How can I Get More Life Out Of My Tires?

As with all of the other parts of your RV, UV light can be the worst thing for your trailer tires.  Over time, the plastic parts of the trailer will yellow, or become brittle and prone to cracking.  Tires, being black, tend to absorb even more rays, which can leech life from the tires, and cause them to dry out and start cracking.

The best way to help combat this is to use a tire cover over each tire that helps keep the damaging UV rays off the tire.  This is not a sure-fire solution  but it will help minimize the damage, and prolong the life of the tire.

The other main issue is tire pressure.  You want to check your tire pressures regularly, and make sure it is sitting at the max pressure when cold.  Especially when towing.  Running the tires while low can lead to “cupping”, which means that the tire is running on it’s outer edges, leading to uneven tire wear.  The opposite is also true, over-inflating your tires will make the middle portion of the treads to wear out more quickly.

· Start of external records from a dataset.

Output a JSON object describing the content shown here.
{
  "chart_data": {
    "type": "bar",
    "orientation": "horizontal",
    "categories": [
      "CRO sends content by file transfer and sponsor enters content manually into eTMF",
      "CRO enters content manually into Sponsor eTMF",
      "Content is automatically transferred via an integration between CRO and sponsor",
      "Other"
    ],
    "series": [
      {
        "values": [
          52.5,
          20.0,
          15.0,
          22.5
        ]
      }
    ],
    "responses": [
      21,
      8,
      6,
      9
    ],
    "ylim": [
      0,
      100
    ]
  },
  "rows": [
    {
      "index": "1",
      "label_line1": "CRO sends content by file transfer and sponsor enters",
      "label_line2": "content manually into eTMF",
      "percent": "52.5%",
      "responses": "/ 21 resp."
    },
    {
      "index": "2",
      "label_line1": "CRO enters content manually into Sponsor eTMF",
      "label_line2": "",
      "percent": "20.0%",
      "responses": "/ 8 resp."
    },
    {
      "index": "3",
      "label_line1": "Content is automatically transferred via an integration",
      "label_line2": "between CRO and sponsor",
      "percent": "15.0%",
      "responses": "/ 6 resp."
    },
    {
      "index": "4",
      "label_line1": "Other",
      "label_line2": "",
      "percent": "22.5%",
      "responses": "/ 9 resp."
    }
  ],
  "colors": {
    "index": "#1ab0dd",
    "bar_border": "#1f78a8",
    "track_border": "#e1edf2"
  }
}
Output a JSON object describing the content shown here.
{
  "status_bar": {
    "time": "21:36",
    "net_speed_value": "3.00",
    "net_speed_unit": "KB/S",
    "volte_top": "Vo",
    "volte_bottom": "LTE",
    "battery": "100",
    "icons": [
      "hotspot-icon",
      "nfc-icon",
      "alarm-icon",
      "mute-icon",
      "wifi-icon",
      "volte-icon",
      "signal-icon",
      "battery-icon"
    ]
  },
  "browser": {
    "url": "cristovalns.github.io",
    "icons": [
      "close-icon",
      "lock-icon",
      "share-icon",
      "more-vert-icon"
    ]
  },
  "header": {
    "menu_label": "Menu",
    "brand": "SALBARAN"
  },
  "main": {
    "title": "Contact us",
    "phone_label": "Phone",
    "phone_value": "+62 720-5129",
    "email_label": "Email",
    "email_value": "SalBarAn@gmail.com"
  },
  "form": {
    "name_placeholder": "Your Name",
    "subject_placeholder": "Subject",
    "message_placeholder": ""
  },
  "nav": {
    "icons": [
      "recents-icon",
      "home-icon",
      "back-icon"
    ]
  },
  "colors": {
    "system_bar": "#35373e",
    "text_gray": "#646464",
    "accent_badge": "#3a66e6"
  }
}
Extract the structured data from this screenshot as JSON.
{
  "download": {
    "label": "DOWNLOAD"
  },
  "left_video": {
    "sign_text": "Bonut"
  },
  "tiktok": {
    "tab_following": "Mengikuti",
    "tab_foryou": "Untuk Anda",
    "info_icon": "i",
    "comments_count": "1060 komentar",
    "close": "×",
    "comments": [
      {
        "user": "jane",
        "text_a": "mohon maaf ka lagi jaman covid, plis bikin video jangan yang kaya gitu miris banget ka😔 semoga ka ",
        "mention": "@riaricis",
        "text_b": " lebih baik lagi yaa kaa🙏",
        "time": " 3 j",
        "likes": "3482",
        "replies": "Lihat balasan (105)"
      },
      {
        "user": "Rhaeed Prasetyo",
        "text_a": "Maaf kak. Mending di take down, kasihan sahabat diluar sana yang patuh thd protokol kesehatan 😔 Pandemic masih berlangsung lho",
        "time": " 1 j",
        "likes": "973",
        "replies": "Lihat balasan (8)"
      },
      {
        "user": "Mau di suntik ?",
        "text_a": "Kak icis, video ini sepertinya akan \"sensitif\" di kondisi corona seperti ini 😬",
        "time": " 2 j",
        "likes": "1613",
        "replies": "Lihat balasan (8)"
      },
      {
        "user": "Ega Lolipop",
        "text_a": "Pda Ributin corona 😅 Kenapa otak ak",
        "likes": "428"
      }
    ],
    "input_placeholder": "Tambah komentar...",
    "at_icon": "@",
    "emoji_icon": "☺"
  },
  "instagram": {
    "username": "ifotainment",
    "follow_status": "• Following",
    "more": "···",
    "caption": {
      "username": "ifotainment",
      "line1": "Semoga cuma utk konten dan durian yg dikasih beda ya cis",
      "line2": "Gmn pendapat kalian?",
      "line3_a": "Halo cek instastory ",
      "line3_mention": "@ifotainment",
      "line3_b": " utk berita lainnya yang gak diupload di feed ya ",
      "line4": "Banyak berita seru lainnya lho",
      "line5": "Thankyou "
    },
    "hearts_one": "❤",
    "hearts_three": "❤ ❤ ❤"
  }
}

Here is a video detailing a good routine for checking your tires regularly.

Do not forget your tires, they are the only thing between your trailer and the road; and a blowout is a very good way to cost money and raise your insurance rates.